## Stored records
──────────
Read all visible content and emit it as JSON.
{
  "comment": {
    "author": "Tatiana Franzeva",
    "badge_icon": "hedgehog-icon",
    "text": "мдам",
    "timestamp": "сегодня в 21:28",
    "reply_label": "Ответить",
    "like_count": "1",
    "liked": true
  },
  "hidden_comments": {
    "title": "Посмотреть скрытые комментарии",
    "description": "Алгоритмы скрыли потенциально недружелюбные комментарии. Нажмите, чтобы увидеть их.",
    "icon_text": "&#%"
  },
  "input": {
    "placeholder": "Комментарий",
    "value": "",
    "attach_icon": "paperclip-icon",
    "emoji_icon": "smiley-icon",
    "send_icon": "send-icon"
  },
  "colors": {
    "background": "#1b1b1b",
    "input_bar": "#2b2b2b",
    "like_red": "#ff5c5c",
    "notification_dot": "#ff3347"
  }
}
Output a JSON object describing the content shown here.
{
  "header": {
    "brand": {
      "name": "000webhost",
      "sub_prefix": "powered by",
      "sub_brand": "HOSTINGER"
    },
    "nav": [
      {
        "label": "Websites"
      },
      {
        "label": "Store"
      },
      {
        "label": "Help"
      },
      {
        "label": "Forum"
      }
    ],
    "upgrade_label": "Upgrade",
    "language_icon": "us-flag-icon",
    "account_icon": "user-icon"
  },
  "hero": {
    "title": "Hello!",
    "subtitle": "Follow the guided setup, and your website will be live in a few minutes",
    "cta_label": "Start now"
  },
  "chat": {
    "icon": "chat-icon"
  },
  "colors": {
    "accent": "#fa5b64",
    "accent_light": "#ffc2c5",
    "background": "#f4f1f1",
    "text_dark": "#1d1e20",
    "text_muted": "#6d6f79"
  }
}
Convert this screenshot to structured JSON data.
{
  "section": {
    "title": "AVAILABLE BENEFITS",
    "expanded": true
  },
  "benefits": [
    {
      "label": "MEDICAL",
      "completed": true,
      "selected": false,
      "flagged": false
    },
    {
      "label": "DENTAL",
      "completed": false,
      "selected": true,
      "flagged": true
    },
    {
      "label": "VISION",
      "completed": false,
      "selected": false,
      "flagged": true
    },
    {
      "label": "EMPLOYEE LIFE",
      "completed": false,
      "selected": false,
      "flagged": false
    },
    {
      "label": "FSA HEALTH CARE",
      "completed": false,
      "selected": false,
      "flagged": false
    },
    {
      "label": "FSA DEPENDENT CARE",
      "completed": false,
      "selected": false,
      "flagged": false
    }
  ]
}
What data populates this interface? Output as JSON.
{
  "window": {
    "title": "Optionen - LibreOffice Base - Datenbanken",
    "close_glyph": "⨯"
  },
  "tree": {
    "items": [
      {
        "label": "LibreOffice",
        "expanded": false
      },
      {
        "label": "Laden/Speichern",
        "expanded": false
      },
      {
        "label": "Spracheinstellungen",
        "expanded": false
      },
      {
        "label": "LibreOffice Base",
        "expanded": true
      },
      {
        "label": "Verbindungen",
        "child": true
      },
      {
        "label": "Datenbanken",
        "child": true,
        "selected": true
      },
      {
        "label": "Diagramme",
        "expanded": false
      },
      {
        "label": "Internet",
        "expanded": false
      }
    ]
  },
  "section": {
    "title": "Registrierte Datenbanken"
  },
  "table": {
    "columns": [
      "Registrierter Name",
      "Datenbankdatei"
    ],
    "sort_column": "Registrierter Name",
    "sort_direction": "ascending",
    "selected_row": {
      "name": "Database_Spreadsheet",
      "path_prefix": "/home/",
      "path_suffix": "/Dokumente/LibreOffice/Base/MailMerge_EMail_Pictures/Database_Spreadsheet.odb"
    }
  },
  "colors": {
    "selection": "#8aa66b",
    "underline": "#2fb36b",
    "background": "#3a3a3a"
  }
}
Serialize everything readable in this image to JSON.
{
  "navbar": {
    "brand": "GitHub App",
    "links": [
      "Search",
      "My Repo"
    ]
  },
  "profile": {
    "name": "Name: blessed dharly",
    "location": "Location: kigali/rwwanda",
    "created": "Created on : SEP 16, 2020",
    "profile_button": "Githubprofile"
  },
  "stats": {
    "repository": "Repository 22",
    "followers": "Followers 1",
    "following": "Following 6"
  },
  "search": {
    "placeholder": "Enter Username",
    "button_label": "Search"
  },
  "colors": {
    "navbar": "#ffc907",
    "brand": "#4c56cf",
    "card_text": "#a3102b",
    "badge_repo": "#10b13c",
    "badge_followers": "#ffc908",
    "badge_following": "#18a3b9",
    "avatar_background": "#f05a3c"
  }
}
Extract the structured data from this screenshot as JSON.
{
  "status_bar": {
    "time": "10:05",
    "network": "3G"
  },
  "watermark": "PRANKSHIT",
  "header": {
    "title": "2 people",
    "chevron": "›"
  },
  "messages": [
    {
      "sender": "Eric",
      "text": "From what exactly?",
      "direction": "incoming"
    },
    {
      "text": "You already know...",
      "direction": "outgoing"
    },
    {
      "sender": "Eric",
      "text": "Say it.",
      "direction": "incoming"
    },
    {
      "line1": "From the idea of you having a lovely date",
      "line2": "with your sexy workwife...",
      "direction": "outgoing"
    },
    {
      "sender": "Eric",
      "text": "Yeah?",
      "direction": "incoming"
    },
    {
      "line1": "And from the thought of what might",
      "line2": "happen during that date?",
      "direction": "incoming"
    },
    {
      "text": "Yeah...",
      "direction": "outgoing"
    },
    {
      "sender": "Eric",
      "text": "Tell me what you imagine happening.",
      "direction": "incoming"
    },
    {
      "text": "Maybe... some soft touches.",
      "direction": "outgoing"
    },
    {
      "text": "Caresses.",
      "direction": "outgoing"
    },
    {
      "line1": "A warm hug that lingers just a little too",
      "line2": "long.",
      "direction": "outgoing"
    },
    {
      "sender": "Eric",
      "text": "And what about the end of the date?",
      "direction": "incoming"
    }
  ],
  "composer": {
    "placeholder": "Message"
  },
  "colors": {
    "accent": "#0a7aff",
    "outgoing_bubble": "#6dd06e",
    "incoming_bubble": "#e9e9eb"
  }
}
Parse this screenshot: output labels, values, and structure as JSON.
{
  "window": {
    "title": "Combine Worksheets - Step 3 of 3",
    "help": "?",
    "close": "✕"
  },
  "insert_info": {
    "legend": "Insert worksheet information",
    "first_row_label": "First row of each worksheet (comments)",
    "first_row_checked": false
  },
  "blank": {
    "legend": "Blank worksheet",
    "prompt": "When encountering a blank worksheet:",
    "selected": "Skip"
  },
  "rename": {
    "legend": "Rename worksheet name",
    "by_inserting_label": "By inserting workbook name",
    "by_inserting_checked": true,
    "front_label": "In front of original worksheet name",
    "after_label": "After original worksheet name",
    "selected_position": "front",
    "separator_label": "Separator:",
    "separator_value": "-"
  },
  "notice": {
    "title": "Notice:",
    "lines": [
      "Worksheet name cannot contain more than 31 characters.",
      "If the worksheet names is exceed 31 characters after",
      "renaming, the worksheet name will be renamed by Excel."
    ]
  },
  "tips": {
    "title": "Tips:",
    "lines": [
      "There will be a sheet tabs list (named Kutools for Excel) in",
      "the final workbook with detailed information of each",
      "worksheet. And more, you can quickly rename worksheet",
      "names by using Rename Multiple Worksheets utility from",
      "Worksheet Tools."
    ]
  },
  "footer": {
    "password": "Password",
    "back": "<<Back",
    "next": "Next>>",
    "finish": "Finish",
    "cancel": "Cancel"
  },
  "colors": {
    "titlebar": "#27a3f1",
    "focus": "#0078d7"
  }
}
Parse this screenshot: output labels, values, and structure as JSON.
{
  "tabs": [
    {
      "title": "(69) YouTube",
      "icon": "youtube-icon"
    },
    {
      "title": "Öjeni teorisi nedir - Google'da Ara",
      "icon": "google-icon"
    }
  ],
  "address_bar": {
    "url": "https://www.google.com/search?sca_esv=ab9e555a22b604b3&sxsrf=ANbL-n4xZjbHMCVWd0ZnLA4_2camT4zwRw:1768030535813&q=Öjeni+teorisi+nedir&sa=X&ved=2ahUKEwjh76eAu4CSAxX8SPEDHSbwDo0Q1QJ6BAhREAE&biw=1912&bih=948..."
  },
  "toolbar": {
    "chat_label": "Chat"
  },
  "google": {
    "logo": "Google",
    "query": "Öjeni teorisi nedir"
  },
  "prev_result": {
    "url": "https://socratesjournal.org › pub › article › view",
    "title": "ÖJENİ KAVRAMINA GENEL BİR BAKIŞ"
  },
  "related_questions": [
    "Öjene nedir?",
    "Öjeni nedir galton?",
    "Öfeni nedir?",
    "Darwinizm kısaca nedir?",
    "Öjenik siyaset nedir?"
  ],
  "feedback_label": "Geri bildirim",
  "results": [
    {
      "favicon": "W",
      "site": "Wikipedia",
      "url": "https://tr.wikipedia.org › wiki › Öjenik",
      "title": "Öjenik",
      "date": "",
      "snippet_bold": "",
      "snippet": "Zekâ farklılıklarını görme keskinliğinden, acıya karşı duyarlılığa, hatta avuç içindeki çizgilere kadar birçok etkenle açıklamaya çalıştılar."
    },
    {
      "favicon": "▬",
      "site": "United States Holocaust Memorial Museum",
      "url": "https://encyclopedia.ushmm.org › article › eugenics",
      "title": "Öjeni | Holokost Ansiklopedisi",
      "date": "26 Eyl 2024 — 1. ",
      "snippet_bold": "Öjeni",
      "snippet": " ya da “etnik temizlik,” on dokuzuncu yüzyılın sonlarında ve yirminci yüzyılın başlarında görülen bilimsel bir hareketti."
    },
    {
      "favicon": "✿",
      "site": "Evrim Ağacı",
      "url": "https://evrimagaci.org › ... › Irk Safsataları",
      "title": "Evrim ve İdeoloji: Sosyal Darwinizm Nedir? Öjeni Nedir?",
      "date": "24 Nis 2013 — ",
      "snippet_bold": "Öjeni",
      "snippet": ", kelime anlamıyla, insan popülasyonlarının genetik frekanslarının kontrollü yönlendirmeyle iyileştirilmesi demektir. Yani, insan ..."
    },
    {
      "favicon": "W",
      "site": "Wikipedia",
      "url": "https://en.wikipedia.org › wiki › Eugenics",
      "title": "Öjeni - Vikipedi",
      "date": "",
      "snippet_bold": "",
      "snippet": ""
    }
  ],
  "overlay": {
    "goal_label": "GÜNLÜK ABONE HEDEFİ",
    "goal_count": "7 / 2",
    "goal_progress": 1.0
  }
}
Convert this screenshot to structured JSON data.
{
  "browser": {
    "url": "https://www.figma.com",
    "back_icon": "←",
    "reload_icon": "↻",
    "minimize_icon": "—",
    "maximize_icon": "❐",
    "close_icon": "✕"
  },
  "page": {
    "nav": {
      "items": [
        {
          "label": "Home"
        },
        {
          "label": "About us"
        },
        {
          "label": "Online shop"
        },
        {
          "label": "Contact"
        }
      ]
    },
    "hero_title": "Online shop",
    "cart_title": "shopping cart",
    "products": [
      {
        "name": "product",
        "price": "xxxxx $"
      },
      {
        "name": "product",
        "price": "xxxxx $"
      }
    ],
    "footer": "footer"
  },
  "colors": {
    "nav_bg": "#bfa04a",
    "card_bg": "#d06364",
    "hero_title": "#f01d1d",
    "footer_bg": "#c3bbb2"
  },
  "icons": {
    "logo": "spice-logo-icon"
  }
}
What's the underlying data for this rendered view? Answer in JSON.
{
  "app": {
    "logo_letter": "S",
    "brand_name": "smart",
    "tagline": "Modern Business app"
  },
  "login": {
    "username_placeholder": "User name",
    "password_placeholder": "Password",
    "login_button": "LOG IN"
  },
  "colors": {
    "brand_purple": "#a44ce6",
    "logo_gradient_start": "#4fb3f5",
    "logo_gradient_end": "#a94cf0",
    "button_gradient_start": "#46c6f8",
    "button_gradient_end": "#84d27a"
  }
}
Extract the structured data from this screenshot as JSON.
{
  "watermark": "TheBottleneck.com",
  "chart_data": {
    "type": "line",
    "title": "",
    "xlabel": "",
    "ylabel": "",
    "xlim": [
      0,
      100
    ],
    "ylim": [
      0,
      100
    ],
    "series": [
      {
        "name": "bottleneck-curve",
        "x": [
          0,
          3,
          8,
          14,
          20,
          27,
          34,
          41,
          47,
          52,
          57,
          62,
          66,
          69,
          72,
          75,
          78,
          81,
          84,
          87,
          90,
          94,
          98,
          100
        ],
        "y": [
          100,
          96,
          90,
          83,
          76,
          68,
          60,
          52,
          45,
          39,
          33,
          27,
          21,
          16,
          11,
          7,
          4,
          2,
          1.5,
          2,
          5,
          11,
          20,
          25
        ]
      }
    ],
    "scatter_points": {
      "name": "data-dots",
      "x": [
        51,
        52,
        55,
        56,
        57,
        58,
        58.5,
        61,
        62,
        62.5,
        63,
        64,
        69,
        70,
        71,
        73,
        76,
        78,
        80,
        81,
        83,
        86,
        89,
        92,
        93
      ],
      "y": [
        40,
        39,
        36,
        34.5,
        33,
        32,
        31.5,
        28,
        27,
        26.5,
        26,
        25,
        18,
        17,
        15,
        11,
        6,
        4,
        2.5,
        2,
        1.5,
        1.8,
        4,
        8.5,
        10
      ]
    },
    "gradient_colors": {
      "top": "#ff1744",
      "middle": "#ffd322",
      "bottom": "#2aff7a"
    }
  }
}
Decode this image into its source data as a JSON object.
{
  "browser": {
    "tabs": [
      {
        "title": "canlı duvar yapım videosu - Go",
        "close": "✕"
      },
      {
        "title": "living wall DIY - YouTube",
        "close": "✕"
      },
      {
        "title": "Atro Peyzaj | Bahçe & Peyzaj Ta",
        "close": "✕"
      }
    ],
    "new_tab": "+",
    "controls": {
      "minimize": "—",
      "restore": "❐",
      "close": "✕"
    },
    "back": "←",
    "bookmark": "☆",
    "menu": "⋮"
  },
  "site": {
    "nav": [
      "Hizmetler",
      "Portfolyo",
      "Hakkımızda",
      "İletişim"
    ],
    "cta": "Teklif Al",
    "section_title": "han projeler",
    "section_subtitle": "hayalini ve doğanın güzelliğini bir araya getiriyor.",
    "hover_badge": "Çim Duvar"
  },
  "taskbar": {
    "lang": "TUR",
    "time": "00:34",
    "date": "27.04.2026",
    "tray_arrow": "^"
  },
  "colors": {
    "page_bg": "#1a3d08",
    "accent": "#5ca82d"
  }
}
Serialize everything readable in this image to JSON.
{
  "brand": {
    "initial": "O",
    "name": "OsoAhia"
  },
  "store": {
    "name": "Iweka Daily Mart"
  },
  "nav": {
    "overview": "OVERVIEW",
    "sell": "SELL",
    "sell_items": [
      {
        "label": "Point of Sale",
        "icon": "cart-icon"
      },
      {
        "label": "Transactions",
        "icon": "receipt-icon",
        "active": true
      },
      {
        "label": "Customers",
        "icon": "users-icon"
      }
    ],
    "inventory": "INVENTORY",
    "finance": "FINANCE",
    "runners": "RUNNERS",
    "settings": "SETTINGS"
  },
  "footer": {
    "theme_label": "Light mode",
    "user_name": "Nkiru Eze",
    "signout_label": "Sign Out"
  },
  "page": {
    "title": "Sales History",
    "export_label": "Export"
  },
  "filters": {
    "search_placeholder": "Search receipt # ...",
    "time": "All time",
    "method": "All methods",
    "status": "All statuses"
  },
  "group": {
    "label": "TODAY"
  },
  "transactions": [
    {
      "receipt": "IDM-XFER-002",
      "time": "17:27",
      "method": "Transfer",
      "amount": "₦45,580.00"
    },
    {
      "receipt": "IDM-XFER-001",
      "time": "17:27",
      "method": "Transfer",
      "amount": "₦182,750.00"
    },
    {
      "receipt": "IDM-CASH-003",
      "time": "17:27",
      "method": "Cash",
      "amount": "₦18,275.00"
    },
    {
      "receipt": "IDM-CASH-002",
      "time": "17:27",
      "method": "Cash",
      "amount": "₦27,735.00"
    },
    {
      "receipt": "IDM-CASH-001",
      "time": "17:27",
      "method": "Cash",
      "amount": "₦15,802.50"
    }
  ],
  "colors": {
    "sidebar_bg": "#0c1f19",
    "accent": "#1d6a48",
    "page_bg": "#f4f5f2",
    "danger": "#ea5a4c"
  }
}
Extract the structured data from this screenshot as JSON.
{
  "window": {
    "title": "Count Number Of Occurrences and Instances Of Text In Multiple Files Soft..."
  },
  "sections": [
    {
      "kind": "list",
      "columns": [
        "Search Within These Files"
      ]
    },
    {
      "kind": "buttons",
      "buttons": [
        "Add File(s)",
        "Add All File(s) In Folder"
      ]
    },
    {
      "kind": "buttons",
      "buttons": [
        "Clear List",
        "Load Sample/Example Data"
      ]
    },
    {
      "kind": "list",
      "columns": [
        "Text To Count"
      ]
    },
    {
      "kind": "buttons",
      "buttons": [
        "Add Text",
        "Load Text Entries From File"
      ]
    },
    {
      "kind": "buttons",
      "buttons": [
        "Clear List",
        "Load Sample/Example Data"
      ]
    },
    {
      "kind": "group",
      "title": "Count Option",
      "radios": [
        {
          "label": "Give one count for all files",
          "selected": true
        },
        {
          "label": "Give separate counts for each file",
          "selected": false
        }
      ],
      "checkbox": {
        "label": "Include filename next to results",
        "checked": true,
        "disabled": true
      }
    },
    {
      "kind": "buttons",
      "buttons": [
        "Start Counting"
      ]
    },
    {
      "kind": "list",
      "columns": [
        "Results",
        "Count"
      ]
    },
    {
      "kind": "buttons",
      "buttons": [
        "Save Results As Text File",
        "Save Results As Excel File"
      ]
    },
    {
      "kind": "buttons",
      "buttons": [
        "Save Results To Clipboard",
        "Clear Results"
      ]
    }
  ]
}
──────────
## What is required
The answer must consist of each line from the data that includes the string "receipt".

## Answer for the task
        "icon": "receipt-icon",
    "search_placeholder": "Search receipt # ...",
      "receipt": "IDM-XFER-002",
      "receipt": "IDM-XFER-001",
      "receipt": "IDM-CASH-003",
      "receipt": "IDM-CASH-002",
      "receipt": "IDM-CASH-001",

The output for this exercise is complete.